  • Pinyon: pine nuts can come from a range of trees in the pine family, but pinyons are among those best-suited to desert or mountainous climates, according to naturalist chef Hank Shaw

See the recipes below for ways to incorporate these garden plants into your herb-based marinades.

Garden-to-Table: Herb-based Marinades for Meats and Seafood


Sweet Herbed Ceviche

(our take on this Latin American dish)

  • 1 pound lean whitefish
  • 3 limes, juiced
  • 2 lemons, juiced
  • 1 grapefruit, juiced (optional)
  • 3 tablespoons cilantro, chopped
  • 2 ears fresh sweet corn, shucked
  • 1.5 tablespoon chives, chopped

Marinade time: 30 minutes-2 hours depending on preference


Lemon-ginger Salmon

(our spin on this Northwest-Asian fusion favorite)

  • 1 pound salmon fillet, skin-on
  • 2 lemons, juiced
  • 2-4 cloves garlic, grated
  • 2 teaspoons fresh ginger, peeled & grated
  • 1 teaspoon Thai chili, blended into paste
  • 3 tablespoons sesame or olive oil
  • 1 teaspoon sea salt or soy sauce

Marinade time: 2 hours to overnight


Wild lamb

Wild Lamb

(our version of this stewed lamb recipe)

  • 2 pounds lamb stew meat
  • 1.5 cups wine of your choice (dry red recommended)
  • 4 cloves garlic, minced or grated
  • 10 fresh juniper berries, finely processed
  • 1/2 cups fresh fennel tops, minced
  • 2 tablespoons fresh sage, chopped
  • 1-2 teaspoons freshly ground pepper
  • 3 teaspoons salt
  • water sufficient to fill container

Marinade time: 3 hours to overnight


Pesto-marinated Chicken

(our version of this Italian-inspired recipe)

  • 1.5 pounds chicken breast, boneless & skinless
  • 1/2 cup white wine vinegar
  • 1 lemon, juiced
  • 6-8 cloves garlic, grated
  • 2 cups fresh basil, minced
  • 2 cups pine nuts, finely processed
  • 2 teaspoons black pepper
  • 2 teaspoons Kosher or sea salt
  • Olive oil sufficient to cover meat

Marinade time: 4-6 hours


Marinating meat

Mediterranean-marinated Steak

(a more garden-friendly twist on this recipe)
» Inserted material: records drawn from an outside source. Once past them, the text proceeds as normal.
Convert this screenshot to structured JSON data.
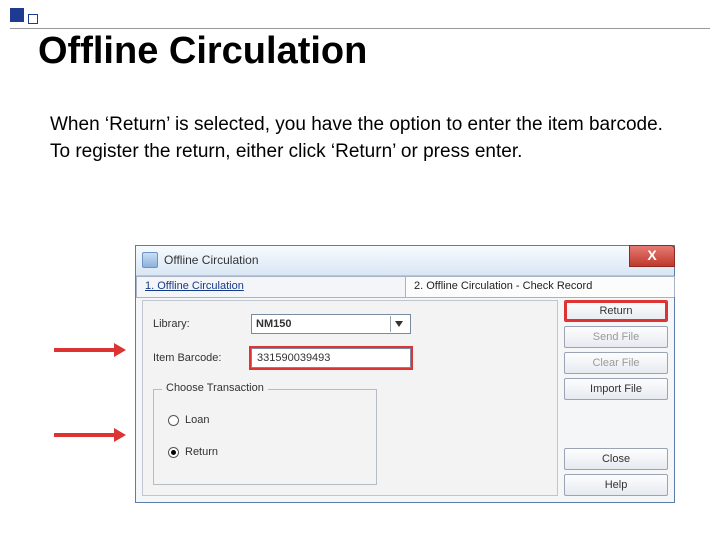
{
  "slide": {
    "title": "Offline Circulation",
    "body": "When ‘Return’ is selected, you have the option to enter the item barcode.  To register the return, either click ‘Return’ or press enter."
  },
  "window": {
    "title": "Offline Circulation",
    "tabs": {
      "t1": "1. Offline Circulation",
      "t2": "2. Offline Circulation - Check Record"
    },
    "labels": {
      "library": "Library:",
      "barcode": "Item Barcode:",
      "group": "Choose Transaction"
    },
    "values": {
      "library": "NM150",
      "barcode": "331590039493"
    },
    "radios": {
      "loan": "Loan",
      "return": "Return"
    },
    "buttons": {
      "return": "Return",
      "send": "Send File",
      "clear": "Clear File",
      "import": "Import File",
      "close": "Close",
      "help": "Help"
    }
  }
}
  • 2 pounds flank steak
  • 1/2 cup red wine vinegar
  • 1 lemon, juiced & zested
  • 2-4 garlic green tops, minced
  • 1/2 cup fresh tarragon, minced
  • 1/2 cup fresh mint, minced
  • 1/4 cup soy sauce, fish sauce or coconut aminos

Marinade time: 8-24 hours


Whiskeyed Pork Ribs

(an herbier take on this quintessentially American recipe)

  • 6 pork ribs, trimmed of fat
  • 1/2 cup bourbon whiskey
  • 2 lemons, juiced
  • 1/2 cup fresh chives, minced
  • 1 tablespoon fresh ginger, peeled and minced
  • 1 tablespoon black pepper
  • 2 tablespoons sea salt
  • 1/4 cup dark honey or brown sugar

Marinade time: 4 hours to overnight

Ask The Experts At SummerWinds

As the early growing season comes to a close, right now is the last chance to establish many of these warmth-loving species in your garden. 

For advice on herb varieties, their culinary uses, and preserving garden vegetables, stop by any one of our convenient valley locations to talk with one of our Trusted Garden Advisors.

About SummerWinds Nursery: SummerWinds Garden Centers is a leading high-end retailer of garden and nursery products. Headquartered in Boise, Idaho, SummerWinds operates retail nurseries in the greater Phoenix, Arizona area, and in Silicon Valley, California, making it one of the largest independent retail nursery companies in the west. SummerWinds appeals to both the serious and casual gardeners, with a broad selection of premium gardening products and a friendly and knowledgeable staff.